Indeed, the Knicks looked like absolute butt on offense in the overtime period -- dribbling aimlessly, coughing up the ball and bricking jumpers. I'm not sure how much of that was the players struggling to get back into Triangle sets and how much was simply a short-handed team playing dog-tired basketball against a superior opponent.
For what it's worth, both Carmelo Anthony and Amar'e Stoudemire wished for more Triangle:
Listening to Amare and Melo talk, sounds more as if the pick-and-roll actions just sort of happened tonight. Melo actually said that he...— Chris Herring (@HerringWSJ) December 15, 2014
... hoped Knicks wouldnt use too many pick & rolls going forward, bc he wants NYK to focus primarily on the system theyre building long-term— Chris Herring (@HerringWSJ) December 15, 2014
The Raptors -- particularly star point guard Kyle Lowry -- didn't exactly play up to their billing as the East's No. 1 team, but credit should also be given to the Knicks, who played a fairly solid game on both ends. Whether you prefer to heap more blame on the Raptors or praise onto the Knicks, Walt Clyde Phraser was at least somewhat correct: These Knicks possess the tools to tank, and very few teams in the NBA can stop them (from losing).
- During the second quarter Breen mentioned that Fisher would like to bring down Carmelo Anthony's minutes a bit. Naturally, Melo ended the night with 44 minutes played. He finished with 34 points on 11-24 shooting, nine rebounds and three assists, but was noticeably short on several jumpers, both early and late in the game. I wish he wouldn't play so much...or at all, really. Get the surgery, Melo.

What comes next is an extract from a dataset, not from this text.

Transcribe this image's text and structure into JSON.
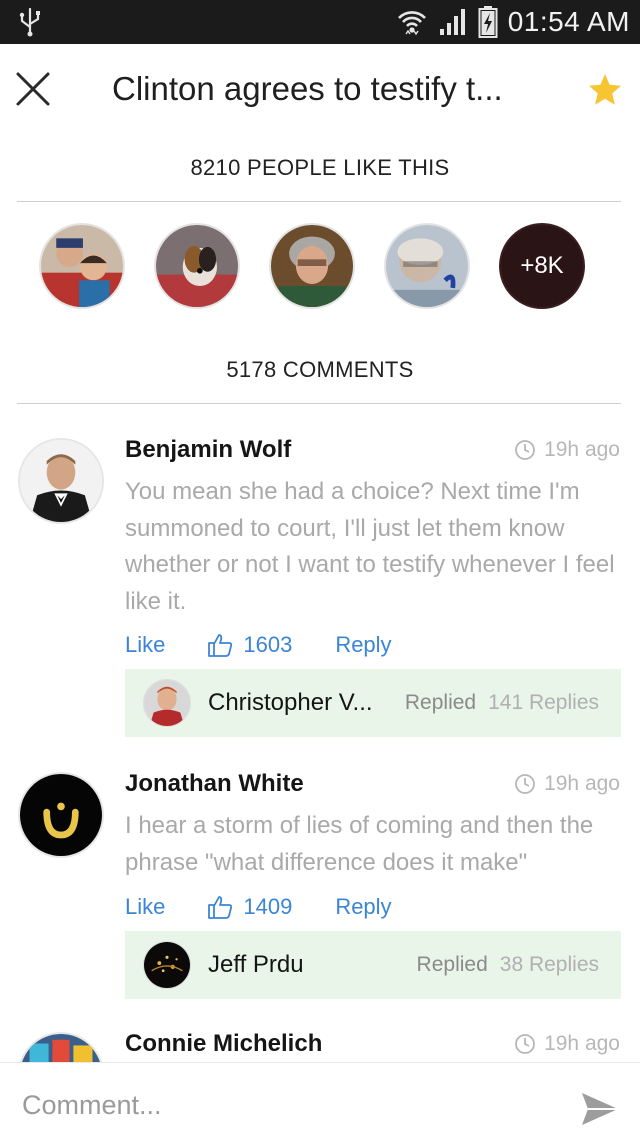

- The Knicks ran an odd play at the end of the game: Melo got the ball on the right wing and didn't settle for a jumper. I've been told that the shot he attempted is something called a "lays-up" or a "lay-oop." I'm not quite sure. Anyway, the shot was released very close to the basket, and it went in the basket. Weird.
- Just another run-of-the-mill 10-point, eight-rebound, five-steal, two-block game from Amar'e Stoudemire.
Yes, Amar'e had five steals, including a huge diving swipe of a post entry pass late in the fourth quarter. Good for you, STAT!
- Really weird game for Tim Hardaway Jr. He shot 1-8 from three, yet wound up with 18 points thanks to a career-high nine free throws. Though he was less successful as the game went on, Hardaway repeatedly went strong to the rim...a rarity for a Knicks guard. He also finished with a career-high six rebounds and turned the ball over five times. Hey, at least the kid is learning to make himself useful when his shot isn't falling.
- J.R. Smith tested out his bum foot before the game, but wasn't physically ready to play. So I'm assuming he mind-melded with Pablo Prigioni and swapped consciousnesses with our favorite sneaky little devil. Pablo played perhaps the sloppiest game of his Knicks career, turning the ball over three times and tossing the ball all over creation. He did, however, hit a YOLO three off the dribble to tie the game late in the fourth. I demand someone remix "So Right" in Spanish for Pablo.
- Jason Smith and Samuel Dalembert played together for a few minutes in the third quarter. It went as badly as you could imagine.
- Quincy Acy botched a massive tomahawk dunk attempt and missed out on a critical fourth-quarter rebound...in other words, a typical Quincy Acy night. This pass at the end of the first half, however, was definitely not typical Quincy:
With the Pistons currently riding a two-game winning streak, the Knicks have taken over the second-worst record in the NBA.